## To do
Whenever the string "Тимборд" appears in a line below, please copy the line out.

## Provided data

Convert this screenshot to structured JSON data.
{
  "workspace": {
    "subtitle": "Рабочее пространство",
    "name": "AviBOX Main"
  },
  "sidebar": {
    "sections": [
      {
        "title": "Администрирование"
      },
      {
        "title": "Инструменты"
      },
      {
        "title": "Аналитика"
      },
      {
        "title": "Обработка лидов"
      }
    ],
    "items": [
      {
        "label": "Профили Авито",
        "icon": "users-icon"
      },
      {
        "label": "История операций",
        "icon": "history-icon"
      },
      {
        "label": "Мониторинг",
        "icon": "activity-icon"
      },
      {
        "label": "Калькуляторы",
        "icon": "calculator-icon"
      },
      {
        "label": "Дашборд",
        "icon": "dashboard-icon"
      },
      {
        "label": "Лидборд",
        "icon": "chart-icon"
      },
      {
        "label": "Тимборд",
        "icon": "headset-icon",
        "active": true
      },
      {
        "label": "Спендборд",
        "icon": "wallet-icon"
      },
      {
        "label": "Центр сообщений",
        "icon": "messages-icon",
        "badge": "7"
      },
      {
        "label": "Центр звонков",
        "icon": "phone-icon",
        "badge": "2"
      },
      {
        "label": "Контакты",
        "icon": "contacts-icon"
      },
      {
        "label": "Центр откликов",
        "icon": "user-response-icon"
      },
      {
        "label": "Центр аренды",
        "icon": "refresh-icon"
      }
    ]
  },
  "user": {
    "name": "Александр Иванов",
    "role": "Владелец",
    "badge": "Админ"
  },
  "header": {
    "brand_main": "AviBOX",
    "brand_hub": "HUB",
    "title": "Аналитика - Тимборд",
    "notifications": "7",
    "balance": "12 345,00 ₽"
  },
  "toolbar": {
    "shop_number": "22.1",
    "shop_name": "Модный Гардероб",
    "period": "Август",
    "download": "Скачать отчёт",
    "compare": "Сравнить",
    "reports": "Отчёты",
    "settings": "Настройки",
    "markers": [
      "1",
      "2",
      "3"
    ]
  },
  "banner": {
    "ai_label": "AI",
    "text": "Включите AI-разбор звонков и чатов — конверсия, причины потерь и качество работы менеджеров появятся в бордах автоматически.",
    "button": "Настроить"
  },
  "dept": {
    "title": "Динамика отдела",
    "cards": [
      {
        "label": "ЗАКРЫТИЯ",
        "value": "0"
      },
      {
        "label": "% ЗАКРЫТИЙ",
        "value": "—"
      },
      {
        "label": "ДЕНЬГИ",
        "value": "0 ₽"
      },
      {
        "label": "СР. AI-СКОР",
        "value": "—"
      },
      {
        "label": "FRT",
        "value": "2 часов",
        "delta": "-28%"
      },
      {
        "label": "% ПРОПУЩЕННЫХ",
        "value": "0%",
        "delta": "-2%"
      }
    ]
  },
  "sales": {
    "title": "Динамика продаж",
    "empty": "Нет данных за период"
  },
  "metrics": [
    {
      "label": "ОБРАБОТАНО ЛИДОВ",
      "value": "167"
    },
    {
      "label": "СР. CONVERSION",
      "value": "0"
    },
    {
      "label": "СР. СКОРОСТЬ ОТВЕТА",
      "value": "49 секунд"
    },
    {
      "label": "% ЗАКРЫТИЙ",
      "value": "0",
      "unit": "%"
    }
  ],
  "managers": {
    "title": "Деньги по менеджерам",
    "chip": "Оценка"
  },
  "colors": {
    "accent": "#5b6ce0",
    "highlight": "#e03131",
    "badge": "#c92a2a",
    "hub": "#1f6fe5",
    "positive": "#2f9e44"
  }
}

## The answer
        "label": "Тимборд",
    "title": "Аналитика - Тимборд",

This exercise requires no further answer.